System controller 220 (FIG. 2) is illustrated as unified structures for ease of illustration and understanding. This is illustrative only and is not intended to be limiting. The various component of system controller 220 can be located apart and still perform the functions described.

The above description and the accompanying drawings that illustrate aspects and embodiments of the present inventions should not be taken as limiting—the claims define the protected inventions. Various mechanical, compositional, structural, electrical, and operational changes may be made without departing from the spirit and scope of this description and the claims. In some instances, wellknown circuits, structures, and techniques have not been shown or described in detail to avoid obscuring the invention.

While the memory in FIG. 2 is illustrated as a unified structure, this should not be interpreted as requiring that all memory is at the same physical location. All or part of the memory can be in a different physical location than a processor. Memory refers to a volatile memory, a nonvolatile memory, or any combination of the two.

A processor is coupled to a memory containing instructions executed by the processor. This could be accomplished within a computer system, or alternatively via a connection to another computer via modems and analog lines, or digital interfaces and a digital carrier line.

All examples and illustrative references are nonlimiting and should not be used to limit the claims to specific implementations and embodiments described herein and their equivalents. The headings are solely for formatting and should not be used to limit the subject matter in any way, because text under one heading may cross reference or apply to text under one or more headings.

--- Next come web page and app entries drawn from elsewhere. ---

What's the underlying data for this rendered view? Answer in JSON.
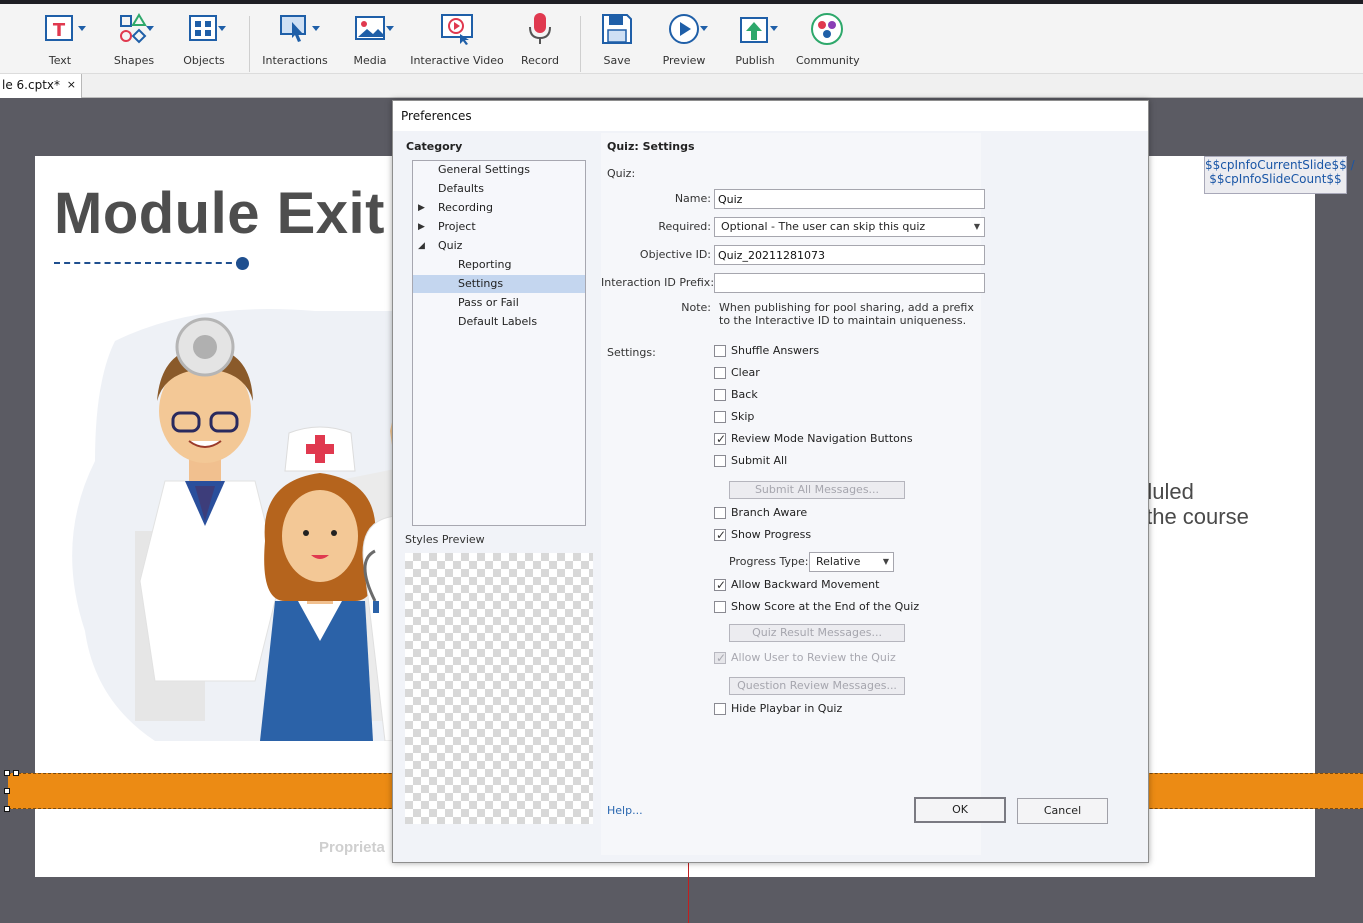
{
  "toolbar": {
    "items": [
      {
        "label": "Text",
        "icon": "text-icon"
      },
      {
        "label": "Shapes",
        "icon": "shapes-icon"
      },
      {
        "label": "Objects",
        "icon": "objects-icon"
      },
      {
        "label": "Interactions",
        "icon": "interactions-icon"
      },
      {
        "label": "Media",
        "icon": "media-icon"
      },
      {
        "label": "Interactive Video",
        "icon": "interactive-video-icon"
      },
      {
        "label": "Record",
        "icon": "microphone-icon"
      },
      {
        "label": "Save",
        "icon": "floppy-disk-icon"
      },
      {
        "label": "Preview",
        "icon": "play-icon"
      },
      {
        "label": "Publish",
        "icon": "publish-icon"
      },
      {
        "label": "Community",
        "icon": "community-icon"
      }
    ],
    "accent": "#1f5fa8",
    "record_color": "#e0394f"
  },
  "doc_tab": {
    "label": "le 6.cptx*",
    "close": "×"
  },
  "slide": {
    "title": "Module Exit",
    "body_text": "duled\n the course",
    "footer_text": "Proprieta",
    "variable_text": "$$cpInfoCurrentSlide$$ /\n$$cpInfoSlideCount$$",
    "accent": "#1f4f8f",
    "bar_color": "#ec8b14"
  },
  "dialog": {
    "title": "Preferences",
    "category_heading": "Category",
    "tree": [
      {
        "label": "General Settings",
        "level": 1,
        "expander": ""
      },
      {
        "label": "Defaults",
        "level": 1,
        "expander": ""
      },
      {
        "label": "Recording",
        "level": 1,
        "expander": "▶"
      },
      {
        "label": "Project",
        "level": 1,
        "expander": "▶"
      },
      {
        "label": "Quiz",
        "level": 1,
        "expander": "◢"
      },
      {
        "label": "Reporting",
        "level": 2,
        "expander": ""
      },
      {
        "label": "Settings",
        "level": 2,
        "expander": "",
        "selected": true
      },
      {
        "label": "Pass or Fail",
        "level": 2,
        "expander": ""
      },
      {
        "label": "Default Labels",
        "level": 2,
        "expander": ""
      }
    ],
    "styles_preview_label": "Styles Preview",
    "section_title": "Quiz: Settings",
    "quiz_label": "Quiz:",
    "name_label": "Name:",
    "name_value": "Quiz",
    "required_label": "Required:",
    "required_value": "Optional - The user can skip this quiz",
    "objective_label": "Objective ID:",
    "objective_value": "Quiz_20211281073",
    "interaction_label": "Interaction ID Prefix:",
    "interaction_value": "",
    "note_label": "Note:",
    "note_text": "When publishing for pool sharing, add a prefix\nto the Interactive ID to maintain uniqueness.",
    "settings_label": "Settings:",
    "checkboxes": [
      {
        "label": "Shuffle Answers",
        "checked": false,
        "disabled": false
      },
      {
        "label": "Clear",
        "checked": false,
        "disabled": false
      },
      {
        "label": "Back",
        "checked": false,
        "disabled": false
      },
      {
        "label": "Skip",
        "checked": false,
        "disabled": false
      },
      {
        "label": "Review Mode Navigation Buttons",
        "checked": true,
        "disabled": false
      },
      {
        "label": "Submit All",
        "checked": false,
        "disabled": false
      },
      {
        "label": "Branch Aware",
        "checked": false,
        "disabled": false
      },
      {
        "label": "Show Progress",
        "checked": true,
        "disabled": false
      },
      {
        "label": "Allow Backward Movement",
        "checked": true,
        "disabled": false
      },
      {
        "label": "Show Score at the End of the Quiz",
        "checked": false,
        "disabled": false
      },
      {
        "label": "Allow User to Review the Quiz",
        "checked": true,
        "disabled": true
      },
      {
        "label": "Hide Playbar in Quiz",
        "checked": false,
        "disabled": false
      }
    ],
    "submit_all_messages": "Submit All Messages...",
    "progress_type_label": "Progress Type:",
    "progress_type_value": "Relative",
    "quiz_result_messages": "Quiz Result Messages...",
    "question_review_messages": "Question Review Messages...",
    "help_label": "Help...",
    "ok_label": "OK",
    "cancel_label": "Cancel",
    "selection_color": "#c4d6ef",
    "link_color": "#2a67b0"
  }
}
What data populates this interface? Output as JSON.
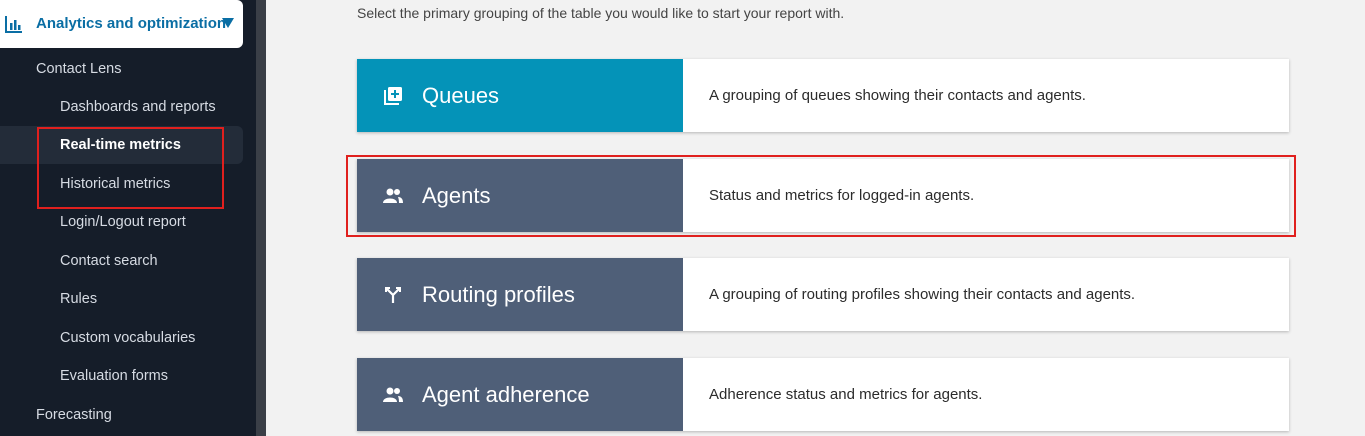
{
  "sidebar": {
    "section_title": "Analytics and optimization",
    "items": [
      {
        "label": "Contact Lens"
      },
      {
        "label": "Dashboards and reports"
      },
      {
        "label": "Real-time metrics"
      },
      {
        "label": "Historical metrics"
      },
      {
        "label": "Login/Logout report"
      },
      {
        "label": "Contact search"
      },
      {
        "label": "Rules"
      },
      {
        "label": "Custom vocabularies"
      },
      {
        "label": "Evaluation forms"
      },
      {
        "label": "Forecasting"
      }
    ]
  },
  "main": {
    "intro": "Select the primary grouping of the table you would like to start your report with.",
    "options": [
      {
        "title": "Queues",
        "description": "A grouping of queues showing their contacts and agents.",
        "icon": "queue-add-icon",
        "color": "#0493b8"
      },
      {
        "title": "Agents",
        "description": "Status and metrics for logged-in agents.",
        "icon": "agents-icon",
        "color": "#4f5f78"
      },
      {
        "title": "Routing profiles",
        "description": "A grouping of routing profiles showing their contacts and agents.",
        "icon": "routing-icon",
        "color": "#4f5f78"
      },
      {
        "title": "Agent adherence",
        "description": "Adherence status and metrics for agents.",
        "icon": "agents-icon",
        "color": "#4f5f78"
      }
    ]
  },
  "colors": {
    "sidebar_bg": "#151d29",
    "accent": "#0a6ea4",
    "highlight": "#e0201e"
  }
}
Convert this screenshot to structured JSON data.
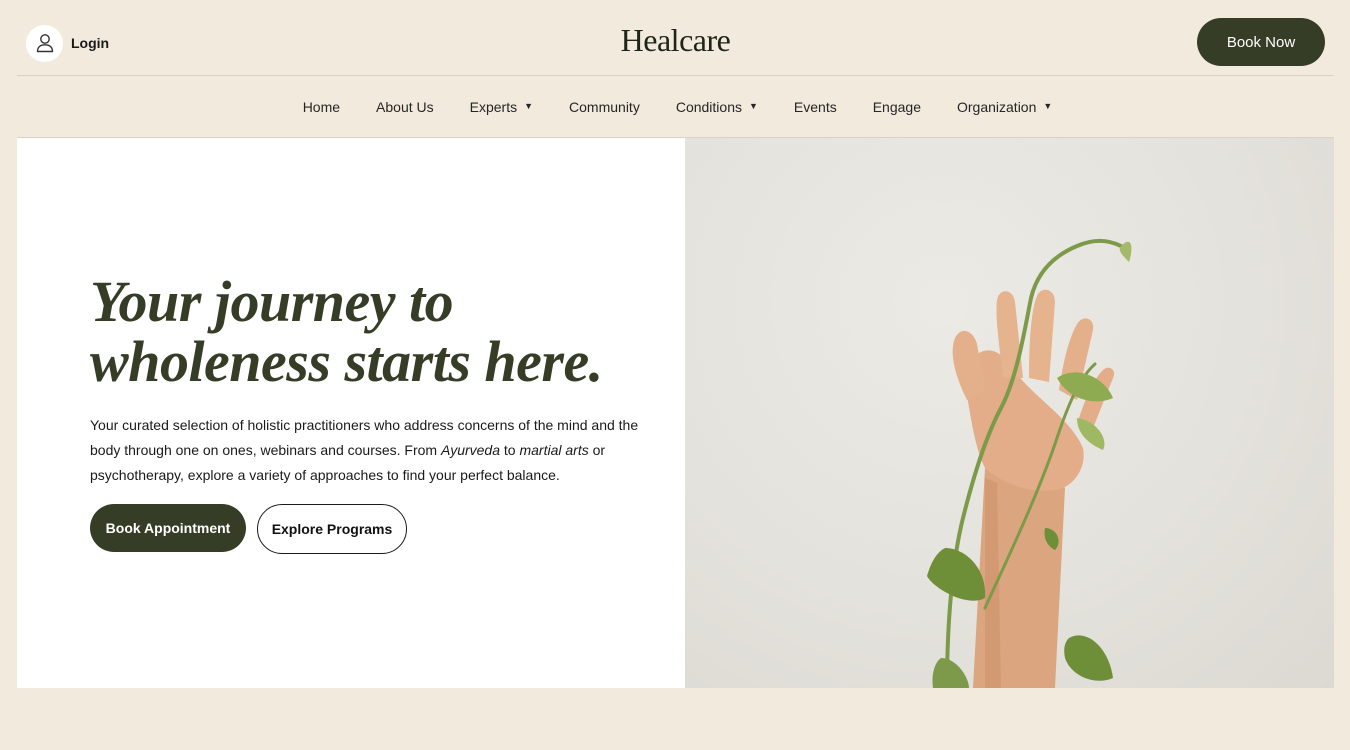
{
  "header": {
    "login_label": "Login",
    "brand": "Healcare",
    "book_now_label": "Book Now"
  },
  "nav": {
    "items": [
      {
        "label": "Home",
        "has_dropdown": false
      },
      {
        "label": "About Us",
        "has_dropdown": false
      },
      {
        "label": "Experts",
        "has_dropdown": true
      },
      {
        "label": "Community",
        "has_dropdown": false
      },
      {
        "label": "Conditions",
        "has_dropdown": true
      },
      {
        "label": "Events",
        "has_dropdown": false
      },
      {
        "label": "Engage",
        "has_dropdown": false
      },
      {
        "label": "Organization",
        "has_dropdown": true
      }
    ]
  },
  "hero": {
    "title_line1": "Your journey to",
    "title_line2": "wholeness starts here.",
    "text_part1": "Your curated selection of holistic practitioners who address concerns of the mind and the body through one on ones, webinars and courses. From ",
    "text_em1": "Ayurveda",
    "text_part2": " to ",
    "text_em2": "martial arts",
    "text_part3": " or psychotherapy, explore a variety of approaches to find your perfect balance.",
    "primary_button": "Book Appointment",
    "secondary_button": "Explore Programs"
  },
  "icons": {
    "login": "user-icon",
    "dropdown": "chevron-down-icon"
  },
  "colors": {
    "background": "#f2eadd",
    "accent": "#363d27",
    "panel": "#ffffff"
  }
}
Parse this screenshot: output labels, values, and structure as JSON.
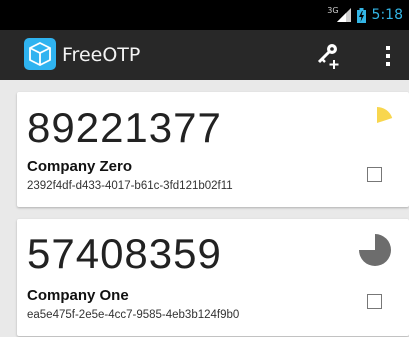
{
  "status_bar": {
    "network": "3G",
    "time": "5:18"
  },
  "app": {
    "title": "FreeOTP"
  },
  "colors": {
    "accent": "#33b5e5",
    "yellow": "#f8d64e",
    "gray_timer": "#6d6d6d"
  },
  "icons": {
    "app": "freeotp-cube-icon",
    "add": "add-token-key-icon",
    "menu": "overflow-menu-icon"
  },
  "tokens": [
    {
      "code": "89221377",
      "issuer": "Company Zero",
      "label": "2392f4df-d433-4017-b61c-3fd121b02f11",
      "timer_fraction": 0.2,
      "timer_color": "#f8d64e",
      "checked": false
    },
    {
      "code": "57408359",
      "issuer": "Company One",
      "label": "ea5e475f-2e5e-4cc7-9585-4eb3b124f9b0",
      "timer_fraction": 0.75,
      "timer_color": "#6d6d6d",
      "checked": false
    }
  ]
}
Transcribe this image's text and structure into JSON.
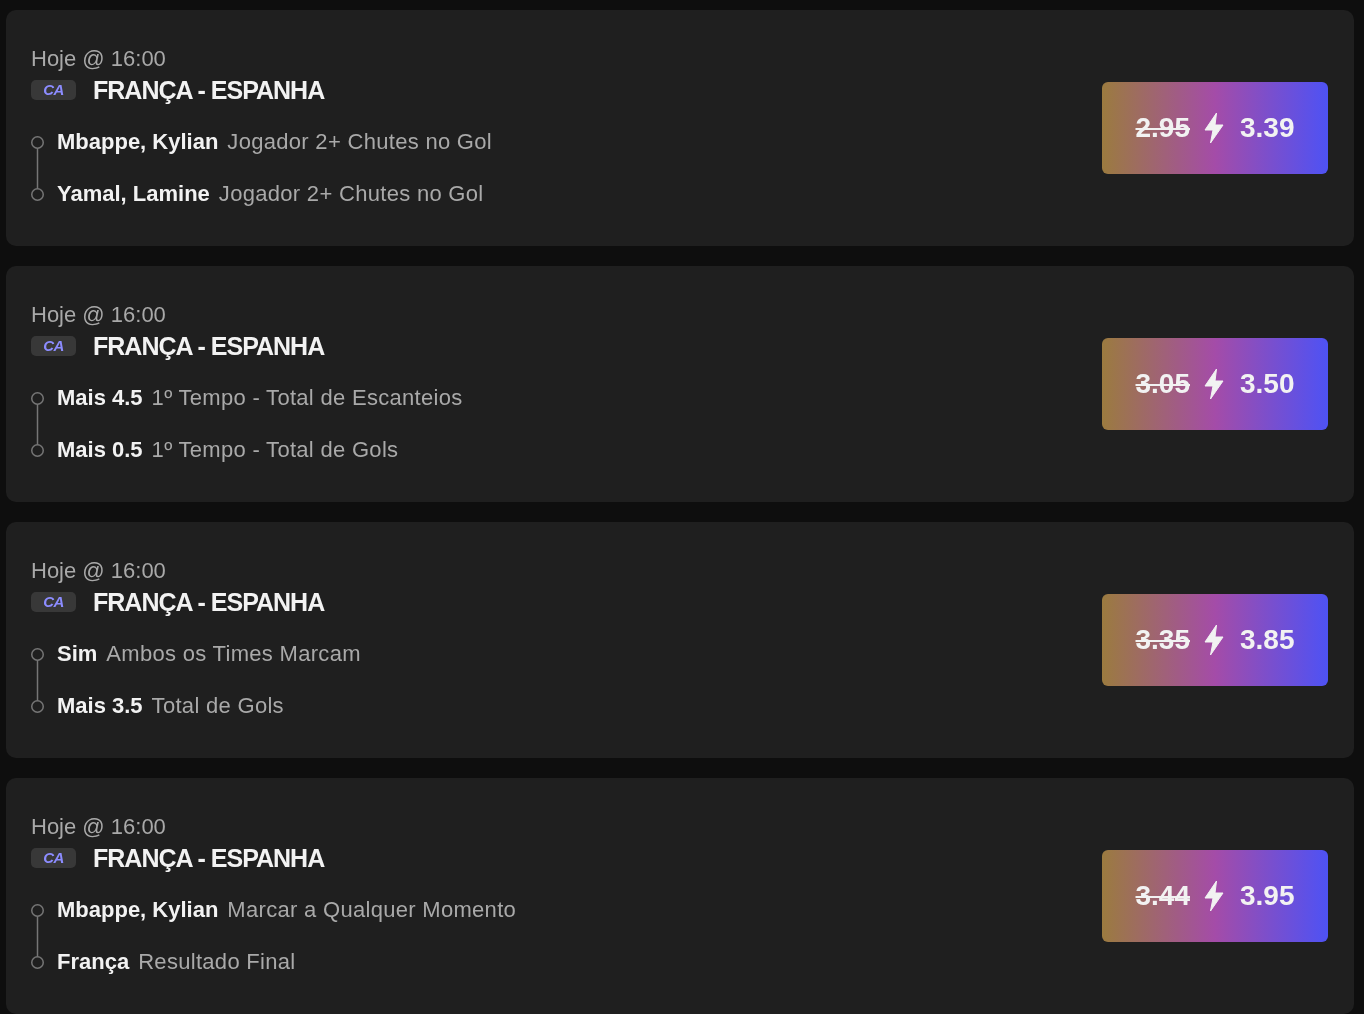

Finally, in view of this disclosure, particular features described in relation to one aspect or embodiment may be applied to other disclosed aspects or embodiments of the invention, even though not specifically shown in the drawings or described in the text.